I won’t use retail paint on any of my jobs, but it can be difficult trying to convince the client. I insist on supplying materials and even though I’m entitled to quite a substantial trade discount, my material cost is still a lot more than it would be if the customer popped to B&Q and bought retail. Straight away I feel like I’m on the back foot! The client thinks I’m making a profit on materials and I’ve got to go down that rabbit hole of explaining the difference between a tin of Dulux from B&Q compared to the tin I pick up from a trade counter. It is a constant nightmare!!
Honestly, if you’re reading this because you are the client of a decorator who is doing a bit of research, listen to your decorator!! Even if you’re doing the work yourself, there is no advantage to using retail paint. You might spend an extra £80 per room to get something that is trade quality, but it’s worth every penny! You’ll get a better finish in fewer coats and it will last longer.
Trade paints overall are better quality, there are some retail though that beat some trade brands.
A professional should be able to adapt (within reason) to use any product, blaming a product is becoming far to common.
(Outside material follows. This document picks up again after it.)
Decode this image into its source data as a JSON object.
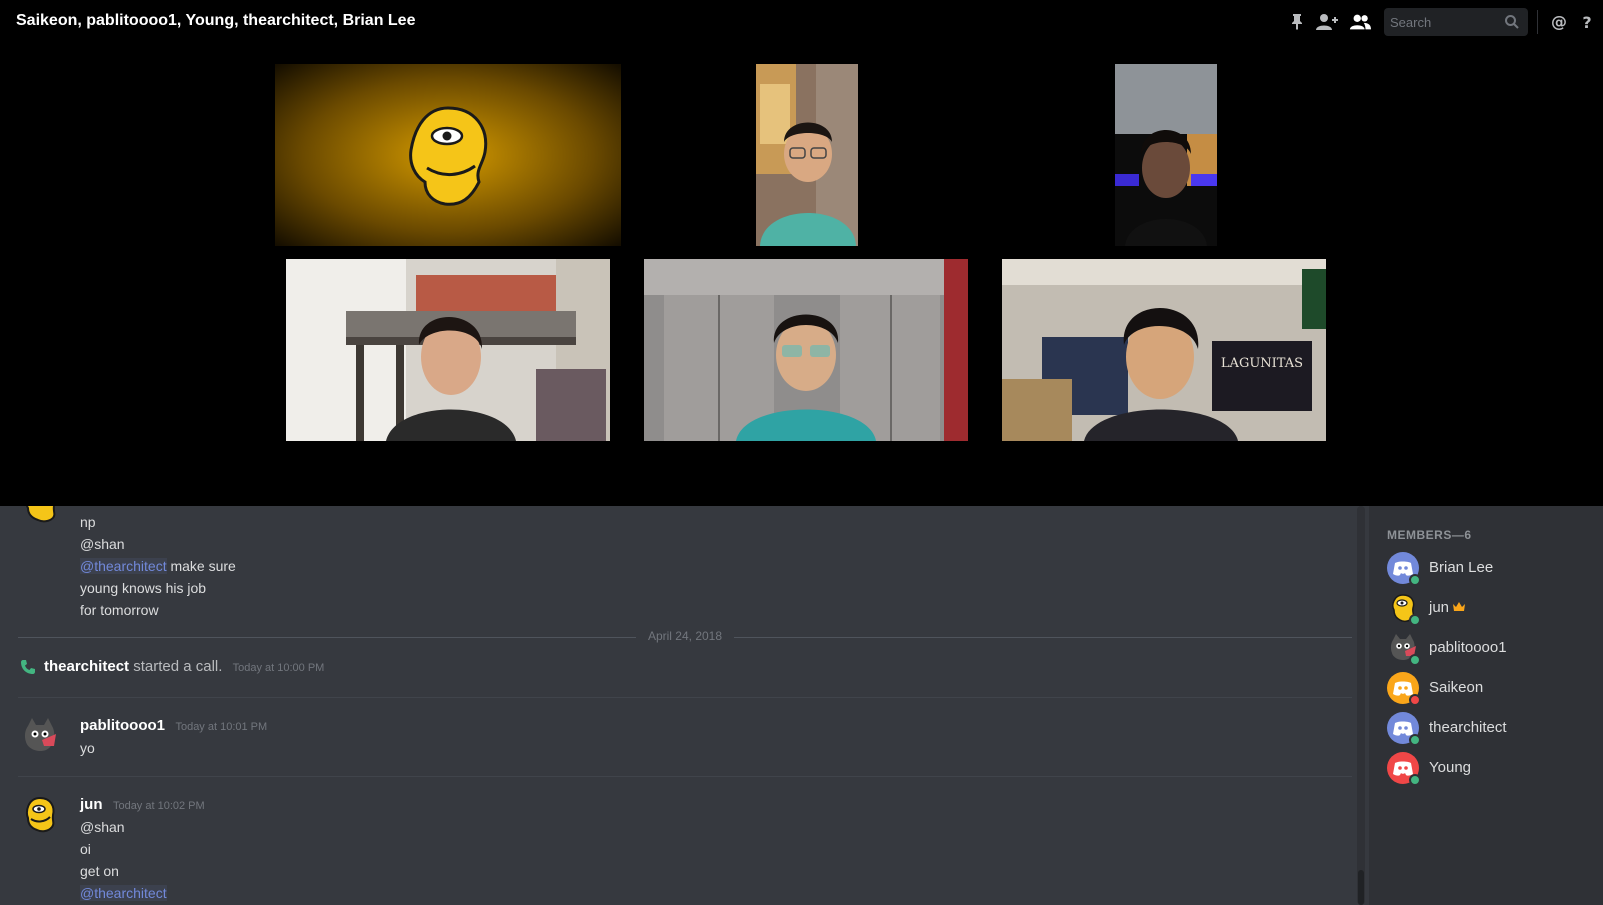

I’ve got to agree with all the comments so far. Retail emulsion is just a contract matt. It drags, picture frames and you can wipe it off the wall with a damp sponge!! I don’t know why any homeowner would want that in their home. Spend the extra money and get trade paint.
Same story for trim paints really. The coverage and opacity aren’t as good in retail which is annoying, but anything oil-based will turn yellow a lot quicker. It just isn’t worth it.
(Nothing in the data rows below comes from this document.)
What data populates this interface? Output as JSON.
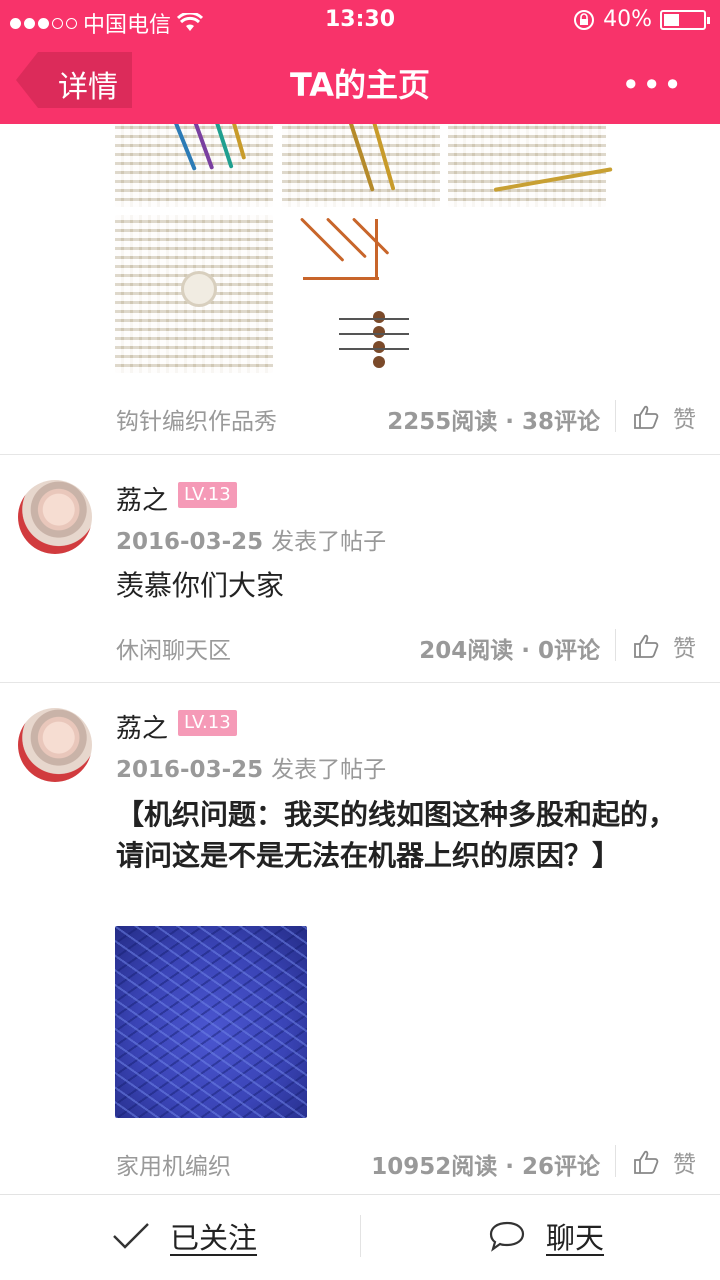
{
  "status_bar": {
    "carrier": "中国电信",
    "time": "13:30",
    "battery": "40%",
    "battery_level": 0.4,
    "signal_dots": 5,
    "signal_filled": 3
  },
  "nav": {
    "back_label": "详情",
    "title": "TA的主页",
    "more_label": "•••"
  },
  "posts": [
    {
      "category": "钩针编织作品秀",
      "stats": "2255阅读 · 38评论",
      "like_label": "赞"
    },
    {
      "author": "荔之",
      "level": "LV.13",
      "date": "2016-03-25",
      "action": "发表了帖子",
      "text": "羡慕你们大家",
      "category": "休闲聊天区",
      "stats": "204阅读 · 0评论",
      "like_label": "赞"
    },
    {
      "author": "荔之",
      "level": "LV.13",
      "date": "2016-03-25",
      "action": "发表了帖子",
      "text": "【机织问题：我买的线如图这种多股和起的，请问这是不是无法在机器上织的原因？】",
      "category": "家用机编织",
      "stats": "10952阅读 · 26评论",
      "like_label": "赞"
    }
  ],
  "bottom_bar": {
    "follow_label": "已关注",
    "chat_label": "聊天"
  },
  "colors": {
    "brand": "#f8336a",
    "level_badge": "#f59ab7",
    "muted_text": "#999999",
    "yarn_blue": "#3a44b6"
  }
}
Apart from the obvious, trade paint is better and goes further etc. But by building a good relationship with trade managers gets you good deals. Whereas retail don’t care about you. If you are not entitled to a trade discount, then you will find trade paint cheaper online.
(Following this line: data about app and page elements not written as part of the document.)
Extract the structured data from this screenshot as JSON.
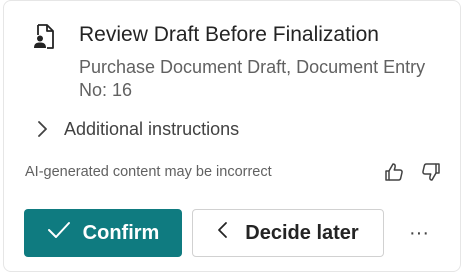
{
  "card": {
    "title": "Review Draft Before Finalization",
    "subtitle": "Purchase Document Draft, Document Entry No: 16",
    "instructions_label": "Additional instructions",
    "ai_note": "AI-generated content may be incorrect"
  },
  "actions": {
    "confirm_label": "Confirm",
    "decide_later_label": "Decide later",
    "more_label": "···"
  },
  "colors": {
    "primary": "#0f7b80",
    "text": "#242424",
    "secondary_text": "#616161",
    "border": "#d1d1d1"
  },
  "icons": {
    "document": "document-person-icon",
    "chevron": "chevron-right-icon",
    "thumbs_up": "thumbs-up-icon",
    "thumbs_down": "thumbs-down-icon",
    "checkmark": "checkmark-icon",
    "back": "chevron-left-icon",
    "more": "more-horizontal-icon"
  }
}
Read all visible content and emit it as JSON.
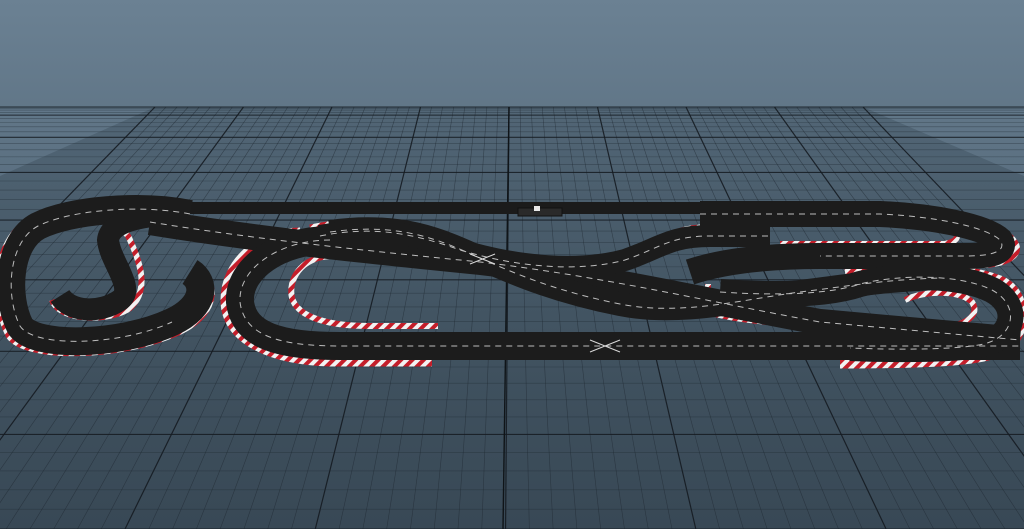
{
  "scene": {
    "background_top_color": "#5e7486",
    "background_bottom_color": "#2e3a45",
    "grid_color": "#1e2730",
    "grid_major_color": "#151b21",
    "floor_color": "#3e4f5d",
    "track_color": "#1c1c1c",
    "track_edge_color": "#0e0e0e",
    "lane_line_color": "#cfcfcf",
    "kerb_red_color": "#c41e2a",
    "kerb_white_color": "#f2f2f2"
  },
  "track": {
    "name": "",
    "lanes": 2,
    "has_crossover": true,
    "has_start_gantry": true
  }
}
Trade paint is used by professional decorators. Retail paint is for DIYers. We only used Dulux Trade paint.
Trade paint has better opacity on new surfaces, but not always cheaper though!
Walls toshed in showery weather.
That wee bit of rain is threatening again
I need just an hour to dry this stain
The walls say shower proof in just an hour
Please please please, don’t send the customer sour
She apologised politely for no cups of tea
Distance and be aware,
As we’re told on TV
The stain she’s given is off B and Q’s shelf
These happy customers try to keep wealth
It’s all well and good to buy the cheapest tin
We all struggle on to get pay checks in.
Retail says DIY. Therefore, if you take DIY paint into a customer’s house it maybe tells them something about you.
Well, I’m in deepest darkest Cornwall and at the moment we’ve not had a Dulux delivery for about a month…
So trying to use Johnstone’s more.
Trade every day of the week if I can.
Used some Cuprinol fence deck today, which is a retail paint purchased by the customer. It looked a treat on the cladding but needed 3 coats to look pretty.
Walls done two coats in Sandtex trade Cornish Cream. Trade paint is much better than retail, and the job reflects that.
Trade. Retail can end up needing an extra coat which means the customers not actually saving that extra money.
Trade paint every time,
Retail has hardly any pigment so you always need to do more coats when I use it over trade.
Trade paint as there’s more durability with it. Retail paint marks so easy & opacity not always the best. Opacity and things like that are different too. I refuse to use retail products.